    If someone could test the static file performance with this against nginx vs lighttpd with optimized configurations. I would be very very interested.

  • http://www.sitepoint.com Matthew Magain

    That is definitely pretty cool. The last time I used a tool like this was Mercury LoadRunner, which costs tens of thousands of bucks.

  • http://www.realityedge.com.au mrsmiley

    How does it differ from the Apache flood tool? http://httpd.apache.org/test/flood/

    From my memories of playing with it a few years back, it essentially does the same thing and its been part of Apache for eons.

  • http://www.sitepoint.com/ Paul Annesley

    mrsmiley: by the looks of it, the two tools cover fairly similar ground.

    Personally, I prefer a tool which takes plaintext input files (or just a couple of command line parameters) rather than the XML which Apache Flood seems to require, but that’s personal preference. And perhaps Flood provides the same interface.

    I’m not that familiar with Apache Flood, but at a glance it seems that Siege is geared towards emulating real users hitting your website, with delays between hits and a calculated actual-concurrency in the statistics.

    Thanks for pointing it out.

  • http://www.sitepoint.com/ andrew.k

    For any Windows users feeling left out, have a look at OpenSTA. Also free, but uses a Windows GUI and can use IE or Firefox to initially create the tests (just hit record and start surfing). Another handy feature is having multiple machines in a network run tests, all reporting back to a central machine for compiling the results.

  • http://www.vinove.com simran

    Nice find!

  • http://www.kdawebservices.com Karl

    Looks the same as Apache Bench to me.

  • http://www.sitepoint.com/ Paul Annesley

    Apache Bench (ab) is more of a raw-speed benchmarking tool.

    Siege lets you build test cases (see the URLs File I mentioned) which try to simulate large numbers of real users browsing your site – with a list of GET and POST requests, including POST data. Rather than each concurrent user flooding the server, it inserts delays between requests for a more true-to-life effect.

    I would recommend you read the Siege History page for a rationale of why it was developed when there were similar tools like Apache Bench out there.

  • Anonymous

    Personally, I use Apache JMeter (http://jakarta.apache.org/jmeter/) Which has a Java focus but also is excellent for load testing all (brands of) websites.

    The thing I like most about it is, you can have it read your browser requests and it’ll automatically build a config script for you. This allows you to simply create a script by browsing the website in a normal browser and it’ll record your every move (no spyware attached). Not sure if Siege does this but OpenSTA does.

    Oh, and as it’s written in Java, it’s cross platform. It’s also GUI based (albeit ugly).

  • http://www.sitepoint.com/ Paul Annesley

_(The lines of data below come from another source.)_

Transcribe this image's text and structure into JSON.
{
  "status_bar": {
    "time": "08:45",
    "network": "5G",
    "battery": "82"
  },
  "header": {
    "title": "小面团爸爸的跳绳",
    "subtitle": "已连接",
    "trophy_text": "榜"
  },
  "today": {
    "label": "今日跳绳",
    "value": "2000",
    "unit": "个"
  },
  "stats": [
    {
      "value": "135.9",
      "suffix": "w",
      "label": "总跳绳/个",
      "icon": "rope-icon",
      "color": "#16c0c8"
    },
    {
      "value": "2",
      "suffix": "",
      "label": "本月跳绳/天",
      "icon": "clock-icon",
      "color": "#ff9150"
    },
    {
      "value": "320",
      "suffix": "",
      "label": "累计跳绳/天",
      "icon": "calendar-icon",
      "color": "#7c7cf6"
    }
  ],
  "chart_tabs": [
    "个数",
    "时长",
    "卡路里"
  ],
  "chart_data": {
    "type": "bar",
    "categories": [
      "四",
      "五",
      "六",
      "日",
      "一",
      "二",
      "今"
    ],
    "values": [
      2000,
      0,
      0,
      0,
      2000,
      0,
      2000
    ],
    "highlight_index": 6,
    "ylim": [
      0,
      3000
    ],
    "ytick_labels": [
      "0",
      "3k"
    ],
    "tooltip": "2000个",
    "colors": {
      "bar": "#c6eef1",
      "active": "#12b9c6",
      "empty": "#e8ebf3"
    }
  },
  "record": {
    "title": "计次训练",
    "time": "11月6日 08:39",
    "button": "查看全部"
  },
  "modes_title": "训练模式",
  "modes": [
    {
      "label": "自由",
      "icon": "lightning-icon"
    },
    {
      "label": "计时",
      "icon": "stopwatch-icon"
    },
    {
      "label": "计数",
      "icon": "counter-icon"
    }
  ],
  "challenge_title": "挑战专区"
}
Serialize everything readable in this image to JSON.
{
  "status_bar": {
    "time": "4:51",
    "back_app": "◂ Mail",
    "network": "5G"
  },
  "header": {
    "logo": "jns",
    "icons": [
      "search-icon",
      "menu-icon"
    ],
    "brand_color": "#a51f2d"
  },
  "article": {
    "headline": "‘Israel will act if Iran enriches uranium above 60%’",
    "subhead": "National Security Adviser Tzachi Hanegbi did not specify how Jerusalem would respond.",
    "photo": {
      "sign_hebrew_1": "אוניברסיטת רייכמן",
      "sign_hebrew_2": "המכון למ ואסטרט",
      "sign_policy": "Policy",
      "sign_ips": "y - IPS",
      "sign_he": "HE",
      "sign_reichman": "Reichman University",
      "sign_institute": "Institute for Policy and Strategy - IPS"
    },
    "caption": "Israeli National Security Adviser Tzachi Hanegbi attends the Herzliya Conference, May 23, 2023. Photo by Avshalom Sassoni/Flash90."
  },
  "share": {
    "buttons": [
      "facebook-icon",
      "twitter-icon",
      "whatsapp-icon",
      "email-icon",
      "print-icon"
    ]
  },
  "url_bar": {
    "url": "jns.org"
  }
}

    Siege test cases (URL files) can be automatically built from your browser by browsing through Sproxy, also from JoeDog.

  • Developer4lease

    Thank you for sharing useful information.I’m not that familiar with Apache Flood, but at a glance it seems that Siege is geared towards emulating real users hitting your website, with delays between hits and a calculated actual-concurrency in the statistics.We want you to come up with more information.

    http://www.developer4lease.com/